So, what did I do about it? I got busy. Here are a few tips on how to quickly amass books for your classroom libraries:
- Beg Your Friends
I called and texted my close friends and family members. I posted on social media. I reached out to everyone I knew. If I was to do this again, though, I would suggest targeting people at transitional points in their lives. These people might actually find it a blessing to be able to de-clutter. I reached out to recent college graduates who were moving out of their childhood homes. Many of them had books from all stages of their childhoods and were more than enthusiastic about rehoming them. I also contacted family members and friends with teenage children, and many of their kids had outgrown many of the picture books and chapter books on their bookshelves. They parted with them easily, happy to donate them to a needy classroom. In the end, I wound up with 300 books—for free!
- Visit Your Local Library
My local public library has a small shelf right near the circulation desk of books for sale. These are typically older titles, books that have lost popularity over the years or have just started looking so worn that a reader isn’t likely to pick them off the shelves. If your library doesn’t have a permanent area for bookselling, inquire about seasonal sales. Most libraries have book sales on at least an annual basis as a fundraiser.
The books I got from my library certainly weren’t the best books, but beggars can’t be choosers. I bought armfuls for 25 cents a title and used them to bulk up my empty bookshelves. To my surprise, many of them actually got read on a regular basis by my students! Those that didn’t got weeded out in later years once my library finally reached a suitable size.
- Look at Garage Sales and Online Buy/Sell Groups
Back in 2011 when I was getting started, I drove around town scouting out yard sales. In the past few years, though, I’ve turned digital. Look on Facebook for locally-based Buy/Sell groups. You will find hundreds of people in your area looking to sell household items, usually at very affordable prices. I’ve found moms selling entire shopping bags full of books for under $10. Plus, these books often turned out to be more recent titles than the ones I was finding at my library. I once paid five dollars for the complete Harry Potter series, the complete Twilight series, and every children’s book ever authored by Cornelia Funke. It was like I hit the jackpot!
Above: Some photos of my class library at the beginning of my second year in the classroom. I had gone from 45 books to 500+ in a year.

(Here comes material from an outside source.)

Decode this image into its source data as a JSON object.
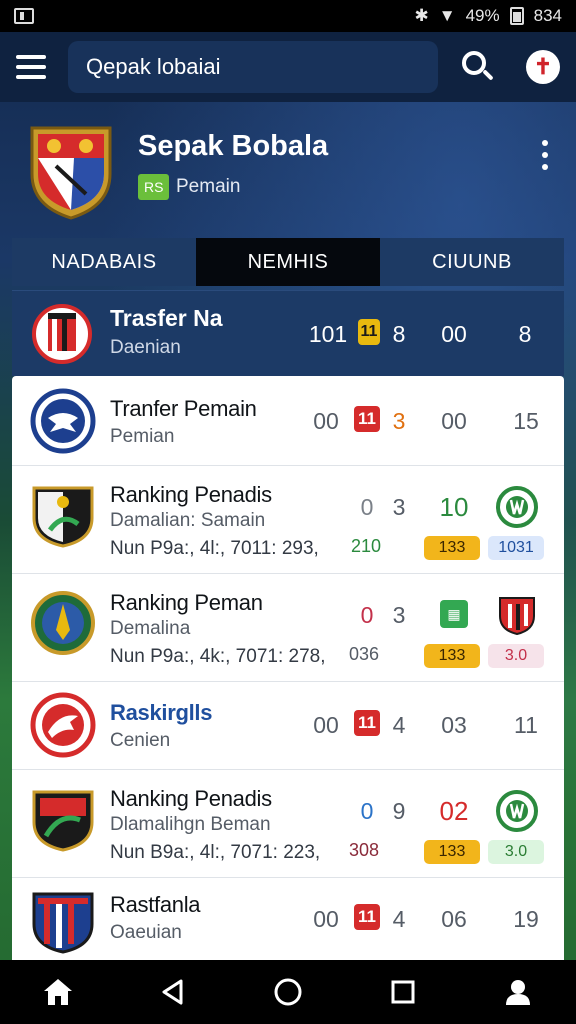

Over the course of my 4.5 years as a language arts teacher, my classroom library swelled admirably. I recall one year my school custodian asked everyone to inventory their books before our rooms were emptied for a summer-long painting project. I enlisted the help of ten students to join me at lunchtime. At final count, I had 1,237 books of my own, as well as 45 school-issued texts. I had not only met experts’ recommendations for book volume, I had doubled them! It takes time and energy, but I promise you that when your class hunkers down in the library to sort through bins of books, their excitement makes the investment worthwhile. Good luck, teachers!
Calkins, L. Teachers College Reading and Writing Project: Classroom libraries [overview].
Heinemann. Retrieved 10 August 2017 from https://www.heinemann.com/calkinslibraries/ assets/tcrwpclassroomlibrariesoverview.pdf
Guthrie, J. T., & Humenick, N. (2004). Motivating students to read: Evidence for classroom
practices that increase reading motivation and achievement. In P. McCardle & V. Chhabra (Eds.), The voice of evidence in reading research (pp. 329 – 354). Baltimore, MD: Brookes.
Newingham, B. (n.d.). Give your classroom library a boost. Scholastic. Retrieved 10 August
2017 from https://www.scholastic.com/teachers/articles/teaching-content/give-your- classroom-library-boost/
Follow Lauren on Twitter @MsLutzLinwood